You may think that a changing a software technology acronym like SNA for something that is a hardware one, such as SSD, isn't going to work, but that is not true. It will work just fine. The reason is that whatever is being announced, it is neither, hardware, nor software or anything substantial like that. All you know about it is that it is something that is Ground breaking and provides great Value for money! That the bl**dy thing doesn't even work, and was never intended to work, unless the provider had figured out a way to work around Einsteins Theory of Relativity (and make no mistake, this is something a marketeer or a Sales Engineer does on a daily basis) but now we are talking reality. I.e. the product is great and works perfectly, it's just that when applied in the real world it somehow fails. But real world is typically one of those things that are beyond our control. So again, besides the minor point that it doesn't at all and never will work in reality, it works just fine, What's you problem mr. Customer?
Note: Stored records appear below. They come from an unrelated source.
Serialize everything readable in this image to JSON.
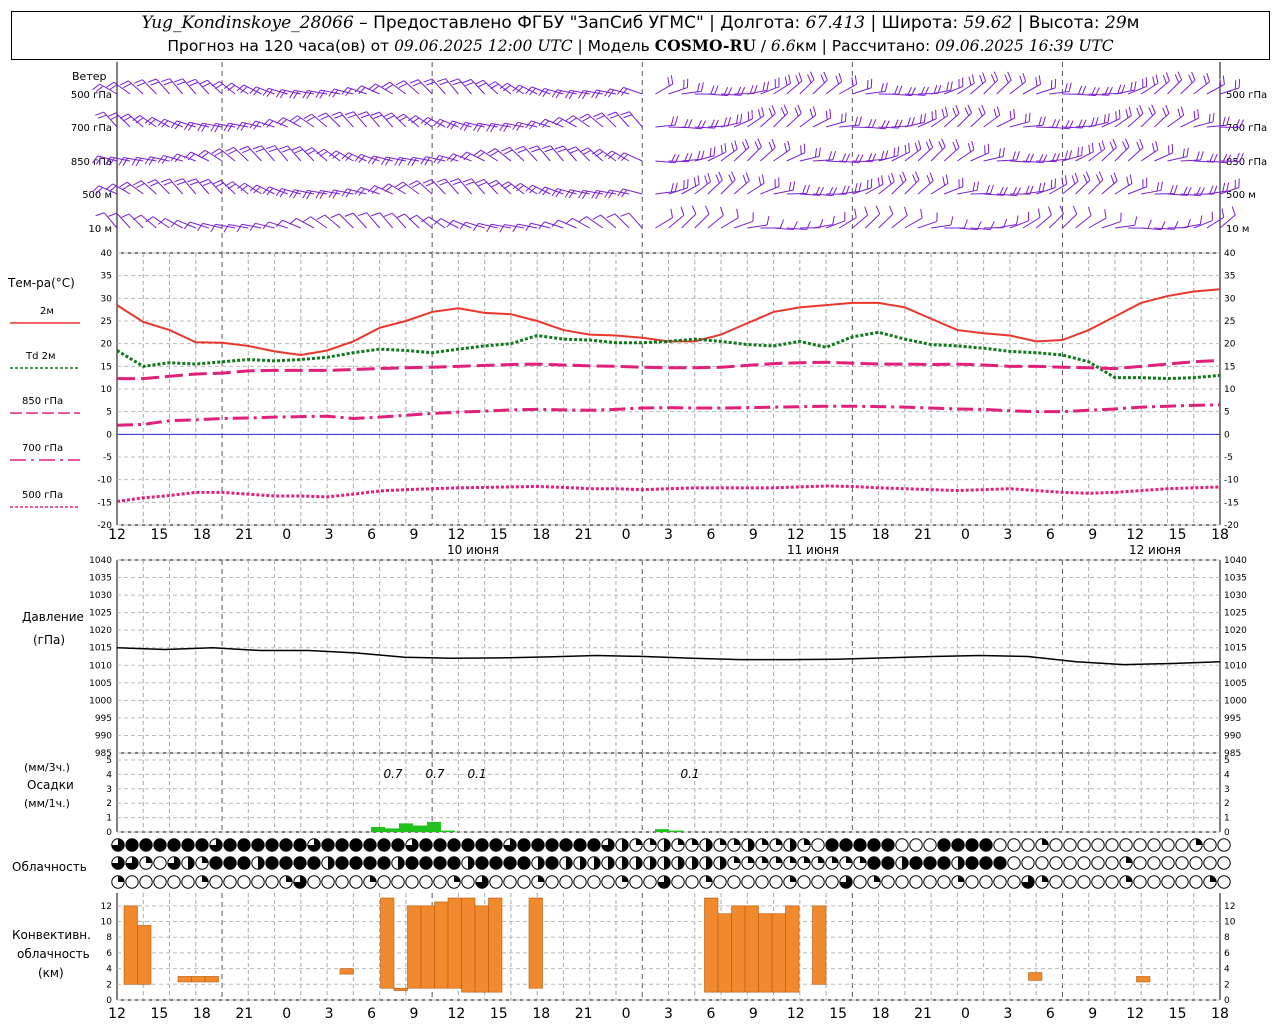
{
  "header": {
    "station": "Yug_Kondinskoye_28066",
    "provider_prefix": " – Предоставлено ФГБУ \"ЗапСиб УГМС\" | Долгота: ",
    "longitude": "67.413",
    "lat_label": " | Широта: ",
    "latitude": "59.62",
    "alt_label": " | Высота: ",
    "altitude": "29",
    "alt_unit": "м",
    "forecast_label": "Прогноз на 120 часа(ов) от ",
    "forecast_start": "09.06.2025 12:00 UTC",
    "model_label": "  | Модель ",
    "model": "COSMO-RU",
    "model_sep": " / ",
    "resolution": "6.6",
    "resolution_unit": "км",
    "computed_label": " | Рассчитано: ",
    "computed": "09.06.2025 16:39 UTC"
  },
  "wind_panel": {
    "title": "Ветер",
    "levels": [
      "500 гПа",
      "700 гПа",
      "850 гПа",
      "500 м",
      "10  м"
    ],
    "color": "#7b1fd0"
  },
  "temp_panel": {
    "title": "Тем-ра(°C)",
    "legend": [
      {
        "label": "2м",
        "color": "#e8372d",
        "style": "solid"
      },
      {
        "label": "Td  2м",
        "color": "#0f7a1a",
        "style": "dotted"
      },
      {
        "label": "850 гПа",
        "color": "#e0207a",
        "style": "dashed"
      },
      {
        "label": "700 гПа",
        "color": "#e0207a",
        "style": "dashdot"
      },
      {
        "label": "500 гПа",
        "color": "#e0207a",
        "style": "dotted"
      }
    ],
    "y_ticks": [
      "40",
      "35",
      "30",
      "25",
      "20",
      "15",
      "10",
      "5",
      "0",
      "-5",
      "-10",
      "-15",
      "-20"
    ]
  },
  "time_axis": {
    "hour_labels": [
      "12",
      "15",
      "18",
      "21",
      "0",
      "3",
      "6",
      "9",
      "12",
      "15",
      "18",
      "21",
      "0",
      "3",
      "6",
      "9",
      "12",
      "15",
      "18",
      "21",
      "0",
      "3",
      "6",
      "9",
      "12",
      "15",
      "18"
    ],
    "day_labels": [
      "10 июня",
      "11 июня",
      "12 июня"
    ]
  },
  "pressure_panel": {
    "title": "Давление",
    "unit": "(гПа)",
    "y_ticks": [
      "1040",
      "1035",
      "1030",
      "1025",
      "1020",
      "1015",
      "1010",
      "1005",
      "1000",
      "995",
      "990",
      "985"
    ]
  },
  "precip_panel": {
    "unit_3h": "(мм/3ч.)",
    "title": "Осадки",
    "unit_1h": "(мм/1ч.)",
    "y_ticks": [
      "5",
      "4",
      "3",
      "2",
      "1",
      "0"
    ],
    "labels": [
      "0.7",
      "0.7",
      "0.1",
      "0.1"
    ],
    "color": "#22c21e"
  },
  "cloud_panel": {
    "title": "Облачность"
  },
  "conv_panel": {
    "title_1": "Конвективн.",
    "title_2": "облачность",
    "unit": "(км)",
    "y_ticks": [
      "12",
      "10",
      "8",
      "6",
      "4",
      "2",
      "0"
    ],
    "color": "#f08a2c"
  },
  "chart_data": [
    {
      "type": "line",
      "title": "Тем-ра(°C)",
      "x_hours": [
        0,
        3,
        6,
        9,
        12,
        15,
        18,
        21,
        24,
        27,
        30,
        33,
        36,
        39,
        42,
        45,
        48,
        51,
        54,
        57,
        60,
        63,
        66,
        69,
        72,
        75,
        78,
        81,
        84,
        87,
        90,
        93,
        96,
        99,
        102,
        105,
        108,
        111,
        114,
        117,
        120,
        123,
        126
      ],
      "series": [
        {
          "name": "2м",
          "values": [
            28.5,
            24.8,
            23,
            20.3,
            20.2,
            19.5,
            18.3,
            17.5,
            18.5,
            20.5,
            23.5,
            25,
            27,
            27.8,
            26.8,
            26.5,
            25,
            23,
            22,
            21.8,
            21.3,
            20.5,
            20.5,
            22,
            24.5,
            27,
            28,
            28.5,
            29,
            29,
            28,
            25.5,
            23,
            22.3,
            21.8,
            20.5,
            20.8,
            23,
            26,
            29,
            30.5,
            31.5,
            32
          ]
        },
        {
          "name": "Td 2м",
          "values": [
            18.5,
            15,
            15.8,
            15.5,
            16,
            16.5,
            16.2,
            16.5,
            17,
            18,
            18.8,
            18.5,
            18,
            18.8,
            19.5,
            20,
            21.8,
            21,
            20.8,
            20.2,
            20.2,
            20.5,
            21,
            20.5,
            19.8,
            19.5,
            20.5,
            19.2,
            21.5,
            22.5,
            21,
            19.8,
            19.5,
            19,
            18.3,
            18,
            17.5,
            16,
            12.5,
            12.5,
            12.3,
            12.5,
            13
          ]
        },
        {
          "name": "850 гПа",
          "values": [
            12.3,
            12.3,
            12.8,
            13.3,
            13.5,
            14,
            14.1,
            14.1,
            14.1,
            14.3,
            14.5,
            14.7,
            14.8,
            15,
            15.2,
            15.4,
            15.5,
            15.3,
            15.1,
            15,
            14.8,
            14.7,
            14.7,
            14.8,
            15.2,
            15.6,
            15.8,
            15.9,
            15.7,
            15.5,
            15.5,
            15.4,
            15.5,
            15.3,
            15,
            15,
            14.8,
            14.7,
            14.5,
            15,
            15.5,
            16,
            16.3
          ]
        },
        {
          "name": "700 гПа",
          "values": [
            2,
            2.2,
            3,
            3.2,
            3.5,
            3.6,
            3.8,
            3.9,
            4,
            3.5,
            3.8,
            4.2,
            4.6,
            4.9,
            5.1,
            5.4,
            5.5,
            5.4,
            5.3,
            5.5,
            5.8,
            5.9,
            5.8,
            5.8,
            5.9,
            6,
            6.1,
            6.2,
            6.2,
            6.1,
            6,
            5.8,
            5.6,
            5.5,
            5.2,
            5,
            5,
            5.3,
            5.6,
            6,
            6.2,
            6.4,
            6.5
          ]
        },
        {
          "name": "500 гПа",
          "values": [
            -14.8,
            -14,
            -13.5,
            -12.8,
            -12.8,
            -13.2,
            -13.6,
            -13.6,
            -13.8,
            -13.2,
            -12.5,
            -12.2,
            -12,
            -11.8,
            -11.7,
            -11.6,
            -11.5,
            -11.7,
            -12,
            -12,
            -12.2,
            -12,
            -11.8,
            -11.8,
            -11.8,
            -11.8,
            -11.6,
            -11.4,
            -11.5,
            -11.8,
            -12,
            -12.2,
            -12.4,
            -12.2,
            -12,
            -12.4,
            -12.8,
            -13,
            -12.8,
            -12.4,
            -12,
            -11.8,
            -11.6
          ]
        }
      ],
      "ylim": [
        -20,
        40
      ]
    },
    {
      "type": "line",
      "title": "Давление",
      "x_hours": [
        0,
        6,
        12,
        18,
        24,
        30,
        36,
        42,
        48,
        54,
        60,
        66,
        72,
        78,
        84,
        90,
        96,
        102,
        108,
        114,
        120,
        126
      ],
      "series": [
        {
          "name": "Давление",
          "values": [
            1015,
            1014.5,
            1015,
            1014.2,
            1014.2,
            1013.5,
            1012.3,
            1012,
            1012.1,
            1012.4,
            1012.8,
            1012.5,
            1012,
            1011.6,
            1011.6,
            1011.7,
            1012.1,
            1012.5,
            1012.8,
            1012.5,
            1011,
            1010.2,
            1010.5,
            1011
          ]
        }
      ],
      "ylim": [
        985,
        1040
      ]
    },
    {
      "type": "bar",
      "title": "Осадки",
      "x_hours": [
        30,
        33,
        36,
        39,
        42,
        45,
        66,
        69
      ],
      "values": [
        0.35,
        0.25,
        0.6,
        0.45,
        0.7,
        0.1,
        0.2,
        0.1
      ],
      "ylim": [
        0,
        5
      ]
    },
    {
      "type": "bar",
      "title": "Конвективн. облачность",
      "bars": [
        {
          "h0": 0,
          "h1": 1.5,
          "base": 2,
          "top": 12
        },
        {
          "h0": 1.5,
          "h1": 3,
          "base": 2,
          "top": 9.5
        },
        {
          "h0": 6,
          "h1": 7.5,
          "base": 2.3,
          "top": 3
        },
        {
          "h0": 7.5,
          "h1": 9,
          "base": 2.3,
          "top": 3
        },
        {
          "h0": 9,
          "h1": 10.5,
          "base": 2.3,
          "top": 3
        },
        {
          "h0": 24,
          "h1": 25.5,
          "base": 3.3,
          "top": 4
        },
        {
          "h0": 28.5,
          "h1": 30,
          "base": 1.5,
          "top": 13
        },
        {
          "h0": 30,
          "h1": 31.5,
          "base": 1.2,
          "top": 1.5
        },
        {
          "h0": 31.5,
          "h1": 33,
          "base": 1.5,
          "top": 12
        },
        {
          "h0": 33,
          "h1": 34.5,
          "base": 1.5,
          "top": 12
        },
        {
          "h0": 34.5,
          "h1": 36,
          "base": 1.5,
          "top": 12.5
        },
        {
          "h0": 36,
          "h1": 37.5,
          "base": 1.5,
          "top": 13
        },
        {
          "h0": 37.5,
          "h1": 39,
          "base": 1,
          "top": 13
        },
        {
          "h0": 39,
          "h1": 40.5,
          "base": 1,
          "top": 12
        },
        {
          "h0": 40.5,
          "h1": 42,
          "base": 1,
          "top": 13
        },
        {
          "h0": 45,
          "h1": 46.5,
          "base": 1.5,
          "top": 13
        },
        {
          "h0": 64.5,
          "h1": 66,
          "base": 1,
          "top": 13
        },
        {
          "h0": 66,
          "h1": 67.5,
          "base": 1,
          "top": 11
        },
        {
          "h0": 67.5,
          "h1": 69,
          "base": 1,
          "top": 12
        },
        {
          "h0": 69,
          "h1": 70.5,
          "base": 1,
          "top": 12
        },
        {
          "h0": 70.5,
          "h1": 72,
          "base": 1,
          "top": 11
        },
        {
          "h0": 72,
          "h1": 73.5,
          "base": 1,
          "top": 11
        },
        {
          "h0": 73.5,
          "h1": 75,
          "base": 1,
          "top": 12
        },
        {
          "h0": 76.5,
          "h1": 78,
          "base": 2,
          "top": 12
        },
        {
          "h0": 100.5,
          "h1": 102,
          "base": 2.5,
          "top": 3.5
        },
        {
          "h0": 112.5,
          "h1": 114,
          "base": 2.3,
          "top": 3
        }
      ],
      "ylim": [
        0,
        13
      ]
    }
  ]
}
Take one particularly disgusting terms that has survived the world of IT for ages and ages, and which is still used (I had it replied to me the other day): Seamless integration. This is an interesting term in that it can be used both when something is announced, and when it is announced that it doesn't work. The reason for this aspect of this term, that makes it so useful, is that it introduces things beyond our control, i.e. when you are integrating, it typically means you are integrating with something, which is a good thing and a selling point.
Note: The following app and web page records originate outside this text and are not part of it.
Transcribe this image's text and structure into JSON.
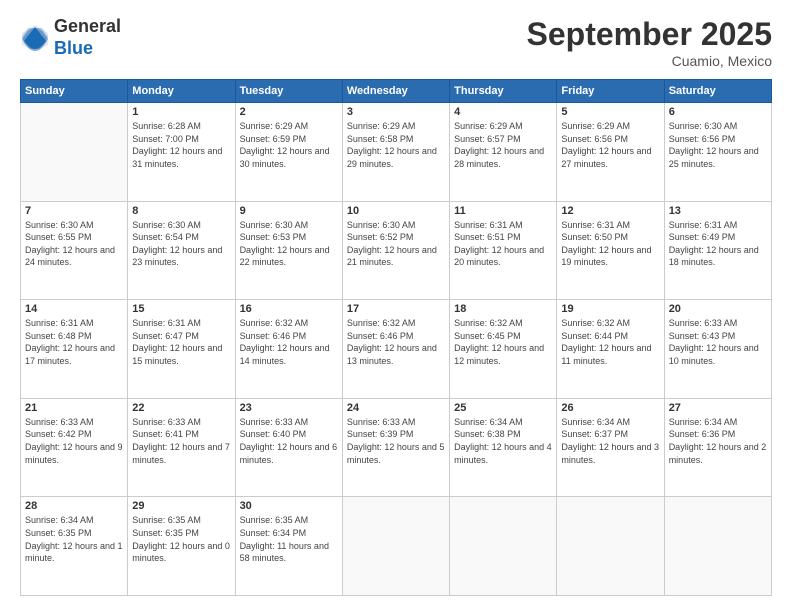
{
  "logo": {
    "general": "General",
    "blue": "Blue"
  },
  "header": {
    "month": "September 2025",
    "location": "Cuamio, Mexico"
  },
  "days_of_week": [
    "Sunday",
    "Monday",
    "Tuesday",
    "Wednesday",
    "Thursday",
    "Friday",
    "Saturday"
  ],
  "weeks": [
    [
      {
        "day": "",
        "sunrise": "",
        "sunset": "",
        "daylight": ""
      },
      {
        "day": "1",
        "sunrise": "Sunrise: 6:28 AM",
        "sunset": "Sunset: 7:00 PM",
        "daylight": "Daylight: 12 hours and 31 minutes."
      },
      {
        "day": "2",
        "sunrise": "Sunrise: 6:29 AM",
        "sunset": "Sunset: 6:59 PM",
        "daylight": "Daylight: 12 hours and 30 minutes."
      },
      {
        "day": "3",
        "sunrise": "Sunrise: 6:29 AM",
        "sunset": "Sunset: 6:58 PM",
        "daylight": "Daylight: 12 hours and 29 minutes."
      },
      {
        "day": "4",
        "sunrise": "Sunrise: 6:29 AM",
        "sunset": "Sunset: 6:57 PM",
        "daylight": "Daylight: 12 hours and 28 minutes."
      },
      {
        "day": "5",
        "sunrise": "Sunrise: 6:29 AM",
        "sunset": "Sunset: 6:56 PM",
        "daylight": "Daylight: 12 hours and 27 minutes."
      },
      {
        "day": "6",
        "sunrise": "Sunrise: 6:30 AM",
        "sunset": "Sunset: 6:56 PM",
        "daylight": "Daylight: 12 hours and 25 minutes."
      }
    ],
    [
      {
        "day": "7",
        "sunrise": "Sunrise: 6:30 AM",
        "sunset": "Sunset: 6:55 PM",
        "daylight": "Daylight: 12 hours and 24 minutes."
      },
      {
        "day": "8",
        "sunrise": "Sunrise: 6:30 AM",
        "sunset": "Sunset: 6:54 PM",
        "daylight": "Daylight: 12 hours and 23 minutes."
      },
      {
        "day": "9",
        "sunrise": "Sunrise: 6:30 AM",
        "sunset": "Sunset: 6:53 PM",
        "daylight": "Daylight: 12 hours and 22 minutes."
      },
      {
        "day": "10",
        "sunrise": "Sunrise: 6:30 AM",
        "sunset": "Sunset: 6:52 PM",
        "daylight": "Daylight: 12 hours and 21 minutes."
      },
      {
        "day": "11",
        "sunrise": "Sunrise: 6:31 AM",
        "sunset": "Sunset: 6:51 PM",
        "daylight": "Daylight: 12 hours and 20 minutes."
      },
      {
        "day": "12",
        "sunrise": "Sunrise: 6:31 AM",
        "sunset": "Sunset: 6:50 PM",
        "daylight": "Daylight: 12 hours and 19 minutes."
      },
      {
        "day": "13",
        "sunrise": "Sunrise: 6:31 AM",
        "sunset": "Sunset: 6:49 PM",
        "daylight": "Daylight: 12 hours and 18 minutes."
      }
    ],
    [
      {
        "day": "14",
        "sunrise": "Sunrise: 6:31 AM",
        "sunset": "Sunset: 6:48 PM",
        "daylight": "Daylight: 12 hours and 17 minutes."
      },
      {
        "day": "15",
        "sunrise": "Sunrise: 6:31 AM",
        "sunset": "Sunset: 6:47 PM",
        "daylight": "Daylight: 12 hours and 15 minutes."
      },
      {
        "day": "16",
        "sunrise": "Sunrise: 6:32 AM",
        "sunset": "Sunset: 6:46 PM",
        "daylight": "Daylight: 12 hours and 14 minutes."
      },
      {
        "day": "17",
        "sunrise": "Sunrise: 6:32 AM",
        "sunset": "Sunset: 6:46 PM",
        "daylight": "Daylight: 12 hours and 13 minutes."
      },
      {
        "day": "18",
        "sunrise": "Sunrise: 6:32 AM",
        "sunset": "Sunset: 6:45 PM",
        "daylight": "Daylight: 12 hours and 12 minutes."
      },
      {
        "day": "19",
        "sunrise": "Sunrise: 6:32 AM",
        "sunset": "Sunset: 6:44 PM",
        "daylight": "Daylight: 12 hours and 11 minutes."
      },
      {
        "day": "20",
        "sunrise": "Sunrise: 6:33 AM",
        "sunset": "Sunset: 6:43 PM",
        "daylight": "Daylight: 12 hours and 10 minutes."
      }
    ],
    [
      {
        "day": "21",
        "sunrise": "Sunrise: 6:33 AM",
        "sunset": "Sunset: 6:42 PM",
        "daylight": "Daylight: 12 hours and 9 minutes."
      },
      {
        "day": "22",
        "sunrise": "Sunrise: 6:33 AM",
        "sunset": "Sunset: 6:41 PM",
        "daylight": "Daylight: 12 hours and 7 minutes."
      },
      {
        "day": "23",
        "sunrise": "Sunrise: 6:33 AM",
        "sunset": "Sunset: 6:40 PM",
        "daylight": "Daylight: 12 hours and 6 minutes."
      },
      {
        "day": "24",
        "sunrise": "Sunrise: 6:33 AM",
        "sunset": "Sunset: 6:39 PM",
        "daylight": "Daylight: 12 hours and 5 minutes."
      },
      {
        "day": "25",
        "sunrise": "Sunrise: 6:34 AM",
        "sunset": "Sunset: 6:38 PM",
        "daylight": "Daylight: 12 hours and 4 minutes."
      },
      {
        "day": "26",
        "sunrise": "Sunrise: 6:34 AM",
        "sunset": "Sunset: 6:37 PM",
        "daylight": "Daylight: 12 hours and 3 minutes."
      },
      {
        "day": "27",
        "sunrise": "Sunrise: 6:34 AM",
        "sunset": "Sunset: 6:36 PM",
        "daylight": "Daylight: 12 hours and 2 minutes."
      }
    ],
    [
      {
        "day": "28",
        "sunrise": "Sunrise: 6:34 AM",
        "sunset": "Sunset: 6:35 PM",
        "daylight": "Daylight: 12 hours and 1 minute."
      },
      {
        "day": "29",
        "sunrise": "Sunrise: 6:35 AM",
        "sunset": "Sunset: 6:35 PM",
        "daylight": "Daylight: 12 hours and 0 minutes."
      },
      {
        "day": "30",
        "sunrise": "Sunrise: 6:35 AM",
        "sunset": "Sunset: 6:34 PM",
        "daylight": "Daylight: 11 hours and 58 minutes."
      },
      {
        "day": "",
        "sunrise": "",
        "sunset": "",
        "daylight": ""
      },
      {
        "day": "",
        "sunrise": "",
        "sunset": "",
        "daylight": ""
      },
      {
        "day": "",
        "sunrise": "",
        "sunset": "",
        "daylight": ""
      },
      {
        "day": "",
        "sunrise": "",
        "sunset": "",
        "daylight": ""
      }
    ]
  ]
}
On the other hand, when that integration fails miserably, which is always does, I have yet to see a product really achieving seamless integration, I guess one reason is that you really do not WANT integration (anyone using Windows and has seen the so called "ribbon" interface in MS Office knows what I am talking about. They introduce an interface which is distinctly worse and completely different from what already exists in Windows itself, which it really should integrate with. And both of these things which really SHOULD provide "seamless integration" doesn't, despite both coming from MS and despite the fact that they were once much BETTER integrated). So no, we don't integration, but that doesn't mean we can't use Seamless Integration to sell a product, as well as the major, highly important, reason to explain why it failed to deliver on the promises in certain specific customer situations. That last part can be interpreted by you newcomers to the world of IT as This huge pile of manure you call software really s*cks!